The Minority New Patriotic Party (NPP) in Parliament has called on the government to further review fuel prices downwards to GH¢9.39 per gallon from the current price of GH¢13.86 to fairly reflect the current world market price of crude oil, which is selling at below $50 per barrel.
Government announced a 10% reduction in fuel prices from GH¢16.05 to GH¢13.86 but the Minority says that is unfair and insensitive on the part of the government, looking at the percentage reduction on the world market.
“Between January and July 2013, petroleum product prices went up by about 61.3% – that is from GH¢9.95 per gallon to GH¢16.05 per gallon. All of these increases were justified, using the international crude oil prices. In July this year, crude oil was being sold at $114 per barrel and as a result, the government in July increased prices by 23%,” the Minority observed in a statement signed by its ranking member on energy, K.T. Hammond.

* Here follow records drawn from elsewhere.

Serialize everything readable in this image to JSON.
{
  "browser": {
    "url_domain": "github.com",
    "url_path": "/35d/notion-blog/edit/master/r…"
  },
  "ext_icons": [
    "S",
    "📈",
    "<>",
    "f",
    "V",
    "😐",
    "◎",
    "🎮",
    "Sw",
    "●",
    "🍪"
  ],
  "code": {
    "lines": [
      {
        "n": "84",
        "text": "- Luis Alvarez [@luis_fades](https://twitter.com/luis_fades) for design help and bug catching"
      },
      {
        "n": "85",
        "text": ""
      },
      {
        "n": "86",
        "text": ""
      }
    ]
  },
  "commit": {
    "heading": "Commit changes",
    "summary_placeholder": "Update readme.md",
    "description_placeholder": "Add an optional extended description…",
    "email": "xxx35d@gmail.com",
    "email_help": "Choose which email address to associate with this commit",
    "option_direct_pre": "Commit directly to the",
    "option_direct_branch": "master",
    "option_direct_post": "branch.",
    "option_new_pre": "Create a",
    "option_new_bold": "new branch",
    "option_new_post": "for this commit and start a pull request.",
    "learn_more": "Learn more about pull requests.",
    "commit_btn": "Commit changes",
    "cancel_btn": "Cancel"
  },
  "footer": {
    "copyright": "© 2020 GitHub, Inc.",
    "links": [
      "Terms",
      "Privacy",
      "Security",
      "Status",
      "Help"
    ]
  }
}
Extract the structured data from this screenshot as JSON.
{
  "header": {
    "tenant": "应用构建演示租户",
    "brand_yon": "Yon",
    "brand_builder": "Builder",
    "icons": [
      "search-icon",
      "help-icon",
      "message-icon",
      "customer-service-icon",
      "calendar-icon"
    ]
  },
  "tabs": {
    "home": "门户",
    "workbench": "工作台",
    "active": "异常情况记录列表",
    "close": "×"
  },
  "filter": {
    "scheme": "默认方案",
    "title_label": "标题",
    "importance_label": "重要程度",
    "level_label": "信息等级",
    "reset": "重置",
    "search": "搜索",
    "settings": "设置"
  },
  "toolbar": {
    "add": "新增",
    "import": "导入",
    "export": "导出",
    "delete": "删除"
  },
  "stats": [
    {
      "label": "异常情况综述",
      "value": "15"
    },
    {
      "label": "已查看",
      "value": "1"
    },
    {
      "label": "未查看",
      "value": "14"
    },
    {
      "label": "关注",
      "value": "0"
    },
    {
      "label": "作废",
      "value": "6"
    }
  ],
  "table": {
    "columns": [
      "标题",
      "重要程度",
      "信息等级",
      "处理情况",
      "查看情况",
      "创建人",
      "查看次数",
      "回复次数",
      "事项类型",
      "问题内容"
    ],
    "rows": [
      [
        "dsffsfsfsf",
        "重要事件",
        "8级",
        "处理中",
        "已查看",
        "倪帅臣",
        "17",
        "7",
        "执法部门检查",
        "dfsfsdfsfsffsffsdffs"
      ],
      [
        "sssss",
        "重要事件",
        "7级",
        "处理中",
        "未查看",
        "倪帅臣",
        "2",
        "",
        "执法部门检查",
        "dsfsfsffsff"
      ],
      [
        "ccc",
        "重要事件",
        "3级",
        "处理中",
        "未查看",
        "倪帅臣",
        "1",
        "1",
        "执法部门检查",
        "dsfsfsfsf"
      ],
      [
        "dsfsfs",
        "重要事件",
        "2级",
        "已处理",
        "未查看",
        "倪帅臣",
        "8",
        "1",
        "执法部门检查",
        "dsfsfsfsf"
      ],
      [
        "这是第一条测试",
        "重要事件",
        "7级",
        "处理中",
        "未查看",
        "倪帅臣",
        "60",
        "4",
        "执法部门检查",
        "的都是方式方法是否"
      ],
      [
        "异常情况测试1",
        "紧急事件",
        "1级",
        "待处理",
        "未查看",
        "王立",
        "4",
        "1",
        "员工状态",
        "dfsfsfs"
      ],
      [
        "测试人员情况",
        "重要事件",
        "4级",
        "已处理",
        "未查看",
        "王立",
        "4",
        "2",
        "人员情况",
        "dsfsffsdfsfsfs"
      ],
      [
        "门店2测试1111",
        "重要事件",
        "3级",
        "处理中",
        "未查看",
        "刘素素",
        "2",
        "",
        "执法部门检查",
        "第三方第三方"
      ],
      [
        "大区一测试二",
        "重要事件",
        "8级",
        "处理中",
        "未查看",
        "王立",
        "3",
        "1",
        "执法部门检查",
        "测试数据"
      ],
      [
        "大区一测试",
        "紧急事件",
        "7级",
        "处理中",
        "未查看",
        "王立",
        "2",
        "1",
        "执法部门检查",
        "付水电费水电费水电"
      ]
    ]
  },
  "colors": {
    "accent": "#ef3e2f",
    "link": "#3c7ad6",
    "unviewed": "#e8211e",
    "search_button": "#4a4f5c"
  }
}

“By using the prevailing prices, petrol should be selling at GH¢9.39 per gallon instead of the current GH¢13.85 – a further reduction of about 32%. We in the NPP insist that if indeed the NDC government cares for the already suffocating people of this country, they should further reduce the price of petroleum prices immediately,” it added.
Mr Hammond said although international prices continue to fall, it seems the ruling National Democratic Congress (NDC) government has decided that consumers should not have any respite, even though it (government) knows quite well that it is not the fault of the Ghanaian consumer that its finances are in such a bad shape.
According to the Adansi Asokwa MP, the NDC government, on top of these high prices of fuel, introduced a 17.5% tax to cream away the benefits that should have accrued to the Ghanaian consumer.
“At the time the government was introducing this new tax, crude oil prices had fallen from $114 per barrel to $79 per barrel. So using the crude oil price as a proxy, premium petrol should have been sold at GH¢13.4 per gallon instead of GH¢15.4,” the Minority noted.
Government, the NPP said, has enough taxes in the price build-up to pay for all its indebtedness to the main suppliers, even after this proposed reduction which the party insists government should do once it sits down to negotiate with those suppliers.
“In the price build-up, there is the TOR Debt Recovery levy, the Excise Duty Specific and the newly added Ad-valorem 17.5% tax. These taxes can more than pay for whatever indebtedness. We are also concerned that the 17.5% Ad-valorem tax is not charged on the ex-refinery price but rather on the ex-depot prices, after all the taxes and levies have been added.
“We are therefore, asking the NDC government to immediately reduce fuel prices in tandem with the world market prices,” it charged.
“Ghanaians,” the statement pointed out, “have suffered enough and deserve a break. Don’t squeeze us to make up for your own incompetence.”
By Thomas Fosu Jnr